MTS provides a flexible security model. As with most software products, flexibility can lead to complexity. This exploration of MTS security includes setting permissions on components and packages along with the relationship between MTS security and SQL Server 2000 security.
MTS security relies on the configuration of users in the NT domain. Users and groups within an NT domain can be assigned to roles in MTS. These roles are in turn granted permissions on MTS objects.
Package Security Options
Only a couple of steps are necessary to implement security within a package. If you look back at Figure 43.8, the Bank.Account component shows that this component has Authorization Checking enabled, and it was noted that this component didn't have a role set up for it. What this means is that the component will use the security set up for the package.
Roles are mechanisms in MTS to which permissions are assigned. Roles consist of groups or users from an NT domain. Roles are defined on a per-package basis. In other words, each package might have a different set of roles with which to work. The following example creates a new role called Execs for the Sample Bank package:
Setting Role Membership for a Component
Each component within a package can have its own security settings. The Role Membership folder is the mechanism for designating which roles have access to which components. The following example grants the Execs role access to the Bank.Account component only:
How Do MTS and SQL Server Security Relate?
You can combine MTS security and SQL Server 2000 security in several ways. This section addresses two primary scenarios. The first scenario is when you want to grant access to the database on a per-user basis, and the second scenario is when you want to grant access on a per-package basis. Both of these scenarios assume that SQL Server is using SQL Server and Windows NT security (Mixed Mode Authentication).
Scenario 1: Per User
In this situation, you should build each MTS component to accept database usernames and passwords as parameters. The component can then use these parameters to open a connection. To set up this scenario, you must give access to the MTS component to each user through roles, and you must also give each user a login for the database.
Scenario 2: Per Package
In this scenario, all components in a package call the database under one database login. MTS can validate individual users by checking a component's role membership. After MTS validates the users, the users then perform all database activities under a single database login. This security scheme enables effective use of connection pooling.
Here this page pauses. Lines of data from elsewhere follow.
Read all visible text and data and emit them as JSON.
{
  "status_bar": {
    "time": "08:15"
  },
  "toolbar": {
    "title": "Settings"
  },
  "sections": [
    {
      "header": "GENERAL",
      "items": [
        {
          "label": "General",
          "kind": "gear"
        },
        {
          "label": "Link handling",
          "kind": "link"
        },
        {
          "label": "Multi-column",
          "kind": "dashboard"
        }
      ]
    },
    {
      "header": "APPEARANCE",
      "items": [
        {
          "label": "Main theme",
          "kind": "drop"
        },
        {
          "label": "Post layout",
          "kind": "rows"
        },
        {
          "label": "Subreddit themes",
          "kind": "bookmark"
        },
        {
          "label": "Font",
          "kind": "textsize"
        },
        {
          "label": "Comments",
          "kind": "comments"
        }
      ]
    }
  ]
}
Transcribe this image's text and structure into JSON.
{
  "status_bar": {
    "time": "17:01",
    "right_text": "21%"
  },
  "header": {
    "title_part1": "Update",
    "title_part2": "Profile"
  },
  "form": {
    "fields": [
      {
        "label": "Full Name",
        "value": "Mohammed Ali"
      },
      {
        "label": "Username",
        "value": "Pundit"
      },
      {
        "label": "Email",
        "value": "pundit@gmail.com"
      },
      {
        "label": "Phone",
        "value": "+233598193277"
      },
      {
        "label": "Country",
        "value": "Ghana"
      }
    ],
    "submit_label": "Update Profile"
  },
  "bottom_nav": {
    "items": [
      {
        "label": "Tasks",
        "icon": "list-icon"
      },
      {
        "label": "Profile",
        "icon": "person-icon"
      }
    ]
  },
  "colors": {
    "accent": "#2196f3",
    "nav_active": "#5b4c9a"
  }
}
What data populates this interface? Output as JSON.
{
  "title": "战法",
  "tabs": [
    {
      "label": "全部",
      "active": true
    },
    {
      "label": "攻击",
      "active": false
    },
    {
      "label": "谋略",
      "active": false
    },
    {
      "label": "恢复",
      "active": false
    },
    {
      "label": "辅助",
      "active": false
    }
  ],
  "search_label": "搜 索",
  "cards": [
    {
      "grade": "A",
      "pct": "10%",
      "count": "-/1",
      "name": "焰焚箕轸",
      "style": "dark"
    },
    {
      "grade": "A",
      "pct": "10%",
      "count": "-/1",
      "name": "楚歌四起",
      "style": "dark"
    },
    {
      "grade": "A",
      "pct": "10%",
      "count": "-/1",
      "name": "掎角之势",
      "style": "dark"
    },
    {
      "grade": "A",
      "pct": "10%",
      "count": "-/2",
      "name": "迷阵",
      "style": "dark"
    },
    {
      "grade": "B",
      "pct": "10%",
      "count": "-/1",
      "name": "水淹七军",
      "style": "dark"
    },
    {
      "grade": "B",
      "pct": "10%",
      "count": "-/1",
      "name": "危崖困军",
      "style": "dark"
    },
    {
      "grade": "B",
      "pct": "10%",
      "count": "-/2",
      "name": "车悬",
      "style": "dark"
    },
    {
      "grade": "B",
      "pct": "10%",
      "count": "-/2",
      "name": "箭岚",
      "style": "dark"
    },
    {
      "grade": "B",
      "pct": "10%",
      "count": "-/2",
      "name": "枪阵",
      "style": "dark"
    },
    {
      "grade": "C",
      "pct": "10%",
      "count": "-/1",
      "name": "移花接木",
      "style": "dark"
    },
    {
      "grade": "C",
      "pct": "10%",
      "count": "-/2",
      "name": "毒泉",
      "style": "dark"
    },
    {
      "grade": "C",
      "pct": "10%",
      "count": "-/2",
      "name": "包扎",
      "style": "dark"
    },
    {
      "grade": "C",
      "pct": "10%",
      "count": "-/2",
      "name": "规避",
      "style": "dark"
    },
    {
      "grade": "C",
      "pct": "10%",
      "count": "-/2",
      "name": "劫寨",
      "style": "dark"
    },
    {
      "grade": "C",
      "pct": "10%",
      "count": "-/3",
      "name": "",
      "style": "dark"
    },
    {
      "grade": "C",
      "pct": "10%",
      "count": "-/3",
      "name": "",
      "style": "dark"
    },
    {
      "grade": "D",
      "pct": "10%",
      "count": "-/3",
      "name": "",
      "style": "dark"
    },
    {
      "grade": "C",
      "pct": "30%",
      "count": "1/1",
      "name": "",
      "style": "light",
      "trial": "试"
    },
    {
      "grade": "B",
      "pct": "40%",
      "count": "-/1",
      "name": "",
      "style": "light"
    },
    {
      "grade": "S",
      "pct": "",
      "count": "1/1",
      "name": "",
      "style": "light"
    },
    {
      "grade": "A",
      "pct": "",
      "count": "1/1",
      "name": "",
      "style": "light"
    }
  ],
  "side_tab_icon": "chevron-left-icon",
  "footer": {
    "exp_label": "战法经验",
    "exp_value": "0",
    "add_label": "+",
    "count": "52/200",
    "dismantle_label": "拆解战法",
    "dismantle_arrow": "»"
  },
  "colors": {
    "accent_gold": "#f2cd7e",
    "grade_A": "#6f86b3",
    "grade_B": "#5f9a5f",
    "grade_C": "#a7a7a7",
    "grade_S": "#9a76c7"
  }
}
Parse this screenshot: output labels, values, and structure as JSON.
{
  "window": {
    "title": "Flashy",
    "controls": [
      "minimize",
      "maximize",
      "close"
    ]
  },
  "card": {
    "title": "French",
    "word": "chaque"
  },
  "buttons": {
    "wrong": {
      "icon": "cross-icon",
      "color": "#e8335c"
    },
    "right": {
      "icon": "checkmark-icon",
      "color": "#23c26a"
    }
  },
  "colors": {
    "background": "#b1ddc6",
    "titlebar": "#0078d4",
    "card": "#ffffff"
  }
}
Other Security Considerations
You must keep several other issues in mind regarding MTS security: